(Data about app and page elements)
────
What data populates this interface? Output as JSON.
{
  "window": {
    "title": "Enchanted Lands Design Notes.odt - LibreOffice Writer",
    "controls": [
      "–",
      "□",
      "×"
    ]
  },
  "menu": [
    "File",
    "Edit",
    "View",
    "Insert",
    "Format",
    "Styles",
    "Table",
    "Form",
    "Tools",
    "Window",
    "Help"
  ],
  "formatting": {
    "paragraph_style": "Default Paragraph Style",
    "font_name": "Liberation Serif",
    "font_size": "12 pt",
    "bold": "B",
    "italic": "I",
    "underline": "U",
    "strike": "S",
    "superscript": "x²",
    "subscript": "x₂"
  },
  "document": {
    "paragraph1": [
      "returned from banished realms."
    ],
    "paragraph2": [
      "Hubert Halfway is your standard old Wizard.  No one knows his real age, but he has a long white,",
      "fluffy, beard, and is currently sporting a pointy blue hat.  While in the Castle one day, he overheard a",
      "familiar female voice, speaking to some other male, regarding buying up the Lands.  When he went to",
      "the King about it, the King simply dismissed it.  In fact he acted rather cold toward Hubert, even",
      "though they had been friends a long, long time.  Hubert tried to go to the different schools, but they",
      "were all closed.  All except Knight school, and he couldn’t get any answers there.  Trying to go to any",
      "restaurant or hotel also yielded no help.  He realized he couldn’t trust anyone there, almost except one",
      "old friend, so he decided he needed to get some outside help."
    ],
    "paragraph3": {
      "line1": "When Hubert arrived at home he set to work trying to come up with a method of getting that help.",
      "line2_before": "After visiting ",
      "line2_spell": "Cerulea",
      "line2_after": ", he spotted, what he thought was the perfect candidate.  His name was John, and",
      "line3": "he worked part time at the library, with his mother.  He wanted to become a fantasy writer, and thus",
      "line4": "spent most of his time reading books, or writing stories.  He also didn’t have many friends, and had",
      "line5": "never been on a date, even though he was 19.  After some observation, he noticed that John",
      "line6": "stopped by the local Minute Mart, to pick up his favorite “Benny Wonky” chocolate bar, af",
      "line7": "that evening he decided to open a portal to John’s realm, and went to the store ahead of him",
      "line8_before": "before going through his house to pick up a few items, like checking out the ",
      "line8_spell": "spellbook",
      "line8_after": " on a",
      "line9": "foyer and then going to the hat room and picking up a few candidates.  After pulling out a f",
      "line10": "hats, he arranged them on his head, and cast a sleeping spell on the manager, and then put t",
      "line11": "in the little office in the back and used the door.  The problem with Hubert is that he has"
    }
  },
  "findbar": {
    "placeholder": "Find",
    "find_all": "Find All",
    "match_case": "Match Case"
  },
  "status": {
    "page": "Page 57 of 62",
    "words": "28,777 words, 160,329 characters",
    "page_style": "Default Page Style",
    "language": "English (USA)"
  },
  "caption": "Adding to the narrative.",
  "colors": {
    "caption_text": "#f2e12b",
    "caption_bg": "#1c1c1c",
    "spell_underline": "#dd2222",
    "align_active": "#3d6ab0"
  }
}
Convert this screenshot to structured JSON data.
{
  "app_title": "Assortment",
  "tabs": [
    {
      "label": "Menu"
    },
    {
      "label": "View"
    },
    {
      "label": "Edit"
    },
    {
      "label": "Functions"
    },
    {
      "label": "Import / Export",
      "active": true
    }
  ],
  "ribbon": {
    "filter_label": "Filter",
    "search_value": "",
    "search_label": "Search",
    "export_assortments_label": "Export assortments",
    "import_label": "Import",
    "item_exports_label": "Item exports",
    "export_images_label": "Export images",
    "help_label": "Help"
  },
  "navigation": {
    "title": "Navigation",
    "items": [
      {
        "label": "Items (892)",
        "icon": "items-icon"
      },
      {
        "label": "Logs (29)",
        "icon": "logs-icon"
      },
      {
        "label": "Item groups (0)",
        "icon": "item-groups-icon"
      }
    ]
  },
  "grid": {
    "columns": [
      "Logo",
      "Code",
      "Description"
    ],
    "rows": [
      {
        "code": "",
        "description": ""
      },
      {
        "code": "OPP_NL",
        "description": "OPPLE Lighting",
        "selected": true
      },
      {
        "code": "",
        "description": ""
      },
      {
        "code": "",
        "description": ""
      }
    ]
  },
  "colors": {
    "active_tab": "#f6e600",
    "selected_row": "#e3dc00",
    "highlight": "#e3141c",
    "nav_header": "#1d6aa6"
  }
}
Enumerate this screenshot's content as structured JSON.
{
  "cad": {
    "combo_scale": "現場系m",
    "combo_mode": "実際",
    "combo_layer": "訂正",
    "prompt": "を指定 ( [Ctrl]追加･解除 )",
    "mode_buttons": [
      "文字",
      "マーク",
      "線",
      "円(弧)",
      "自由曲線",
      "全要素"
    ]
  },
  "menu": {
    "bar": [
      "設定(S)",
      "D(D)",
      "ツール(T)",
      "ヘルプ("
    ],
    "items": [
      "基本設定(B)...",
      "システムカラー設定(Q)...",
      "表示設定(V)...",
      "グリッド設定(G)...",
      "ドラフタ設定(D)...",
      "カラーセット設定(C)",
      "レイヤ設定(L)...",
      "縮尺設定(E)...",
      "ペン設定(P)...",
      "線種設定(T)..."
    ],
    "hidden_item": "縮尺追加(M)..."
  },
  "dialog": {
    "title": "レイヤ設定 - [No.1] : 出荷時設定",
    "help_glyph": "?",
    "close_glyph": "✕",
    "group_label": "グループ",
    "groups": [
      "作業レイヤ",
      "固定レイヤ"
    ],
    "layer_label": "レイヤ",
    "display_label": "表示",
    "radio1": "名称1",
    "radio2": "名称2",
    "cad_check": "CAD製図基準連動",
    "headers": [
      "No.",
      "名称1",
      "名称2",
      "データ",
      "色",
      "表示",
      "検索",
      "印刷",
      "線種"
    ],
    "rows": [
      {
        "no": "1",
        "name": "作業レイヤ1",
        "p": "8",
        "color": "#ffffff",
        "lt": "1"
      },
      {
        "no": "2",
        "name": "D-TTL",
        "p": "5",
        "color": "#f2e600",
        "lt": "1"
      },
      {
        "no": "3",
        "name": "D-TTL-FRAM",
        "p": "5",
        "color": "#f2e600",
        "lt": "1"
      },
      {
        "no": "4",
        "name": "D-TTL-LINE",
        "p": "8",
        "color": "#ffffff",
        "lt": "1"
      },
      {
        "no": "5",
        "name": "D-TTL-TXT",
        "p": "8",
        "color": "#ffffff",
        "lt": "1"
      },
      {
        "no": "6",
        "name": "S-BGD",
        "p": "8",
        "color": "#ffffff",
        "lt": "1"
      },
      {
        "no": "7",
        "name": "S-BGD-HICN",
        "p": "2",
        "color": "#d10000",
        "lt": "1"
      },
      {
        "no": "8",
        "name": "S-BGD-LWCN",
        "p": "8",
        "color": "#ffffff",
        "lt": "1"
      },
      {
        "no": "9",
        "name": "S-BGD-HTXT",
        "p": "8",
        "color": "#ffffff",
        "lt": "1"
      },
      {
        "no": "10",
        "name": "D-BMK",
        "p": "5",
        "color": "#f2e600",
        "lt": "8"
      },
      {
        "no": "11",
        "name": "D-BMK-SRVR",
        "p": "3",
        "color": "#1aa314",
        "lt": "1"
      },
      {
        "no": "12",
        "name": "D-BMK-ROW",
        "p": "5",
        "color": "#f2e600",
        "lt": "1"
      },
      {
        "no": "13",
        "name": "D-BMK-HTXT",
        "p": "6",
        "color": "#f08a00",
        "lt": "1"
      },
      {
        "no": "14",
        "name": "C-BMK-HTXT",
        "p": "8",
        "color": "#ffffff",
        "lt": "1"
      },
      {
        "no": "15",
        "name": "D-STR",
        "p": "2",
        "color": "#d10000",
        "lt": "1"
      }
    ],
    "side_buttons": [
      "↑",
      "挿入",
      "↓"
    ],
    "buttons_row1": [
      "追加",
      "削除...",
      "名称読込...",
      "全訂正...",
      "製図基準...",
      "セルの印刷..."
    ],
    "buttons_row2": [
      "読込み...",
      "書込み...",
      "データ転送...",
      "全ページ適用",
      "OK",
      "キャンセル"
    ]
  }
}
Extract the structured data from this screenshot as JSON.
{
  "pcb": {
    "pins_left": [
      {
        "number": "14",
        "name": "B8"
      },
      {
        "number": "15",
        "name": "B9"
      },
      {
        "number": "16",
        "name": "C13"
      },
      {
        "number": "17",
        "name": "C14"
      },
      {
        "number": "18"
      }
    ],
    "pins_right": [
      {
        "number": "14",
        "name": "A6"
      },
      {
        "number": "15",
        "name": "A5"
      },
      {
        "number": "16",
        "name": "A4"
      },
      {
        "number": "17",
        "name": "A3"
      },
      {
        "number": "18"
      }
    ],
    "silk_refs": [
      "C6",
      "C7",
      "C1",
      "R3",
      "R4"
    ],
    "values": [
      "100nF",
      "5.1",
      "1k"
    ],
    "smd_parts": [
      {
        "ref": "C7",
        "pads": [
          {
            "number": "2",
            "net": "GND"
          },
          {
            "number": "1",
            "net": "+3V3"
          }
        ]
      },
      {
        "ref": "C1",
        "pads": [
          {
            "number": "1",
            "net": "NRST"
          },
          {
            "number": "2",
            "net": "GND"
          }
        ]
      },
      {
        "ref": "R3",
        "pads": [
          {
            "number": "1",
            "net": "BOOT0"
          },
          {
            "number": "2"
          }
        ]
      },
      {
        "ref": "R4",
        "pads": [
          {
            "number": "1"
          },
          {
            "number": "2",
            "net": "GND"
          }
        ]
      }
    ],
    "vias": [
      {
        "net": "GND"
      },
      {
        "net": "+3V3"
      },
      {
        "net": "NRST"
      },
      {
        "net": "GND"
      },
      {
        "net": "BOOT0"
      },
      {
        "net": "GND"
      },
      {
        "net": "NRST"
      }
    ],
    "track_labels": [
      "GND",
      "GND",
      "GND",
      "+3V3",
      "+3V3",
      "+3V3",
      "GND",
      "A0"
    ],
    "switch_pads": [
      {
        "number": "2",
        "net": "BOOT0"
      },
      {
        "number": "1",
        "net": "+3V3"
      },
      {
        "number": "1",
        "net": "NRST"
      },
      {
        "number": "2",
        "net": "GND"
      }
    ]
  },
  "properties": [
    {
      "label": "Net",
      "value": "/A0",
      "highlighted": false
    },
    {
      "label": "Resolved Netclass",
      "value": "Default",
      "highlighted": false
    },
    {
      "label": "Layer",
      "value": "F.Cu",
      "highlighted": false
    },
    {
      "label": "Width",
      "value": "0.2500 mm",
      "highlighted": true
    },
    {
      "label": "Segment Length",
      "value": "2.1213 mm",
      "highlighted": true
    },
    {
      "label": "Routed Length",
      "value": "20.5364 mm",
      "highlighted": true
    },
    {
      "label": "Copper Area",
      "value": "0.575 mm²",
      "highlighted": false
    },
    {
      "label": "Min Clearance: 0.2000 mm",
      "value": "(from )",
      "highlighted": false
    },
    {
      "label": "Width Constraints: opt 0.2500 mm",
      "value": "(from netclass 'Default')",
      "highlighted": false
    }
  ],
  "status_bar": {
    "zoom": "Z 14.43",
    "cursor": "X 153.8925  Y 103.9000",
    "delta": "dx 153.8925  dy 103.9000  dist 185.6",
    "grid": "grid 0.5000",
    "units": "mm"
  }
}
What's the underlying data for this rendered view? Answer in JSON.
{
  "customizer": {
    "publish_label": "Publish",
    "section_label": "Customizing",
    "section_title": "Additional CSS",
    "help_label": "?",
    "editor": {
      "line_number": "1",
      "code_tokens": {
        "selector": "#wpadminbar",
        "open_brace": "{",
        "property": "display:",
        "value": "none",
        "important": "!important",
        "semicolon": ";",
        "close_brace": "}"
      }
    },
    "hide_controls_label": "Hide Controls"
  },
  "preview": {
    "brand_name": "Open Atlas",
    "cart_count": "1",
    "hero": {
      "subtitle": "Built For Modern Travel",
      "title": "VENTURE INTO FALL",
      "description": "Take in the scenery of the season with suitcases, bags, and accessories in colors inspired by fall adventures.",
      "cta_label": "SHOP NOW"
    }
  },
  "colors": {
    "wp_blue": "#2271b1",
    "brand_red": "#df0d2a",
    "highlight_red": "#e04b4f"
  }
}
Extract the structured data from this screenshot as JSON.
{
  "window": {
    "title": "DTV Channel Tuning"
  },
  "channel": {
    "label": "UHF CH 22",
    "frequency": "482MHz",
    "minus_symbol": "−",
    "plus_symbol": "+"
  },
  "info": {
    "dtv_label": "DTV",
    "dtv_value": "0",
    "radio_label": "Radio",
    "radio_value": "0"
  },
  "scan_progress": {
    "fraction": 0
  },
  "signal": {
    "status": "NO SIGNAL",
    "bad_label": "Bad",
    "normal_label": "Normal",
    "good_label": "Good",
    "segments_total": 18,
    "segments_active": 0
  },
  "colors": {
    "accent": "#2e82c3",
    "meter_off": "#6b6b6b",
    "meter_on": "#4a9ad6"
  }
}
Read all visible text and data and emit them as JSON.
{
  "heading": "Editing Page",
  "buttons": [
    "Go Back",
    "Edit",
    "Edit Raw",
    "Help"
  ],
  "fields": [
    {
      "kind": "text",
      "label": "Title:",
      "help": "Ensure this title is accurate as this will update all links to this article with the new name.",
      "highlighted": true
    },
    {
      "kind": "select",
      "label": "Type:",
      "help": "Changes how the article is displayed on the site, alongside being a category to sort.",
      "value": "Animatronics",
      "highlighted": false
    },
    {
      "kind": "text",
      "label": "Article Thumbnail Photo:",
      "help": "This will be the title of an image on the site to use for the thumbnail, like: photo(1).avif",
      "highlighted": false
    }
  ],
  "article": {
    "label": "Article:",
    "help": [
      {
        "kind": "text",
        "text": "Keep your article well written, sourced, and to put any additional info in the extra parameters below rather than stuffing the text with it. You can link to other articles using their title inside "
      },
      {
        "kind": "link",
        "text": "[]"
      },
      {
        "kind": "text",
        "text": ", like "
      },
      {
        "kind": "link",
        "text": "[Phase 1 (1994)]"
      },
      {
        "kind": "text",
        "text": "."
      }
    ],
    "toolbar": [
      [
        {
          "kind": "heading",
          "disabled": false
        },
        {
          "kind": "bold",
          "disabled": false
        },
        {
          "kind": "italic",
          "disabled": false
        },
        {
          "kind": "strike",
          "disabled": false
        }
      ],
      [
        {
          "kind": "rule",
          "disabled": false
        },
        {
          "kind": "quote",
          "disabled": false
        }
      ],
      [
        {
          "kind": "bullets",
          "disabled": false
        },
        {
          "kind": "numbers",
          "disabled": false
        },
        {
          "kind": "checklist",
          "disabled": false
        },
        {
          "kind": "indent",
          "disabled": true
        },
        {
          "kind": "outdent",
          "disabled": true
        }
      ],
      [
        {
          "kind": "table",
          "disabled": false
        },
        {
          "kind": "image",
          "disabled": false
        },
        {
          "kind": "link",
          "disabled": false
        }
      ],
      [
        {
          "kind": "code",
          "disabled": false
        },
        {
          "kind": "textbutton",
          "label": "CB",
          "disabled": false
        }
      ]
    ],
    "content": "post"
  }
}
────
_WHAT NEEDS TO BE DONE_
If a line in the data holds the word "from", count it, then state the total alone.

_EXERCISE SOLUTION_
5